"Kids enjoy being challenged," said songwriter Pasek about the sophisticated and dark material by British novelist Roald Dahl that he and his collaborators adapted for the stage. "If it is scary, kids lean forward, and they want to know what happens, and it makes them engaged. As long as you don't cross the line to being something that's truly frightening, the fear of 'what's going to happen' is exciting. Playing into that — embracing that element that's in Dahl's work — is advantageous, especially in the theatre."
With James and the Giant Peach, which was given its developmental world premiere in 2010 at Connecticut's Goodspeed Musicals, the boys had to balance the work's heavy themes — of a young child dealing with the death of his parents, suffering mental and physical abuse from his evil aunts and feeling as though there is nowhere to turn — with grace, ensuring that the musical would be suitable for young audiences and families.
"It's certainly changed — and hopefully evolved — since we [premiered] the show at Goodspeed," admitted Paul. "Obviously, that was the first time we'd ever seen the show in front of an audience, so we learned a lot just from that… Now, we sort of put [a different] lens on it and said, 'It needs to be a show that is going to be engaging a young audience — targeted for all ages,' so that effects how we tell the story, and we can do it in really imaginative ways."
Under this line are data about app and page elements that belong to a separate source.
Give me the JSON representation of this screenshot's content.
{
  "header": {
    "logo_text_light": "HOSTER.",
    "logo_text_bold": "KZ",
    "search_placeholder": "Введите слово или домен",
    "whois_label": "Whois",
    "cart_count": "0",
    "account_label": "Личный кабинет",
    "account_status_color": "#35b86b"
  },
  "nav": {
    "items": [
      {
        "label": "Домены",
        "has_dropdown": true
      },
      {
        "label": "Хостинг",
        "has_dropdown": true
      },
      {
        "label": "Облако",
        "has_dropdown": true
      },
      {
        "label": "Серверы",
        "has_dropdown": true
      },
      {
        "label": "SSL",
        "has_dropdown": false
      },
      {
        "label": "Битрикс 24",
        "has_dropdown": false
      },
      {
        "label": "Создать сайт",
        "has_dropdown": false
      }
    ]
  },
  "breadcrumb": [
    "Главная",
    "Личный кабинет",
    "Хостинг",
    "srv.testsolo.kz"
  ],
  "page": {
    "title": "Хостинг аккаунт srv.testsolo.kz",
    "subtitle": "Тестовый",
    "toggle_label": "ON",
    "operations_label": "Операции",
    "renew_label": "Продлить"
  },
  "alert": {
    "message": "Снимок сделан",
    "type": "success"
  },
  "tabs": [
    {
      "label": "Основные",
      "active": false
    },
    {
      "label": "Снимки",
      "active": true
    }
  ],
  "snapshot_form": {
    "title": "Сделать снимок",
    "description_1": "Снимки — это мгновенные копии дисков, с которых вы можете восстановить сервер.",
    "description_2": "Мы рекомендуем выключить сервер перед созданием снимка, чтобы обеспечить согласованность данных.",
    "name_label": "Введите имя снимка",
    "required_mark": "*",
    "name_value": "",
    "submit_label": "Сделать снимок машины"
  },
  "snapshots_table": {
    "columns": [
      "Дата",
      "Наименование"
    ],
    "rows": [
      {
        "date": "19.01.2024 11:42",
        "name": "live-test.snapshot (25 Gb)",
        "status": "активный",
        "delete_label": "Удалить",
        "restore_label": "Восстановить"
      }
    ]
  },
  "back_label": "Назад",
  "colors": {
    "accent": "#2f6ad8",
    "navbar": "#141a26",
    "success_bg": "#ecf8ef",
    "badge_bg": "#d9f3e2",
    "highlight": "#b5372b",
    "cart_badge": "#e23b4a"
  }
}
Pasek, Paul and McDonald turned to the imagination of Seattle Children's Theatre and Hartzell, who directs the re-polished version of James, which officially opened Nov. 22. Hartzell and the creative team at SCT incorporated sophisticated puppetry and aerial work to bring the world within the Giant Peach to life.
"In James and the Giant Peach, there are two title characters," said McDonald. "There's James, and then we have this Giant Peach. The Giant Peach has to do all of these different things. It has to grow, it has to fall and roll, it has to go into the water and float, and then it also has to fall from the air, land on the top of the Empire State Building and then fall to the ground. How we were going to do that with this production was hours and hours and hours of discussion." "As Tim said, those were all the things that needed to happen," added Hartzell. "As you're dealing with movement and space — not only traveling from location to location, but up in the air and to other realms — [we] just decided to use movement to tell a story."
|Photo by Chris Bennion Photo|
"Seeing it live is really exciting," said McDonald. "The interesting thing about James and the Giant Peach is that you're a ways into [the story] before you meet the [enlarged versions of the] characters that you're going to [spend time] with for most of the show. By introducing the insects one at a time as the show progresses, we hope that then audiences will have a little backstory, so when they become these anthropomorphized [creatures] — somewhere between a human and an insect — they have backstories, and you think, 'Oh! That's the ladybug from the first scene.' It seems like it's going to be pretty awesomely magical."
"I think the story itself is so peculiar [and] fascinating to the audience that you've accomplished [incorporating the darker themes of Roald Dahl's work] through the fact that you've got six-foot human beings playing earthworms and centipedes and speaking with this child," said Paul. "You've got a child on stage with a bunch of insects!"
The show continues in an extended engagement at Seattle Children's Theatre through Jan. 12, 2014, with hopes that James and his Giant Peach will travel around the States.
"Our hope and dream is to see this show go out into theatres, especially since we are — as we said — creating this show for young audiences," said Paul. "The plan is for all those young audiences to see the show and hopefully get a chance to talk about it with their family or their parents and teachers. Our goal is just that this production is the launching pad for this show…" "Seattle Children's Theatre is a fantastic place to have the show premiere," added Pasek. "I don't think that we have designs to make it a Broadway show, but I think that anything that exists within the realm of Theatre for Young Audiences — whether that is a theatre in New York that caters to that audience or anywhere in the country, we'd be very excited… Right now, we're really just focused on making the best show possible in Seattle."
(Playbill.com staff writer Michael Gioia's work appears in the news, feature and video sections of Playbill.com as well as in the pages of Playbill magazine. Follow him on Twitter at @PlaybillMichael.)
Watch the cast of James and the Giant Peach in rehearsal: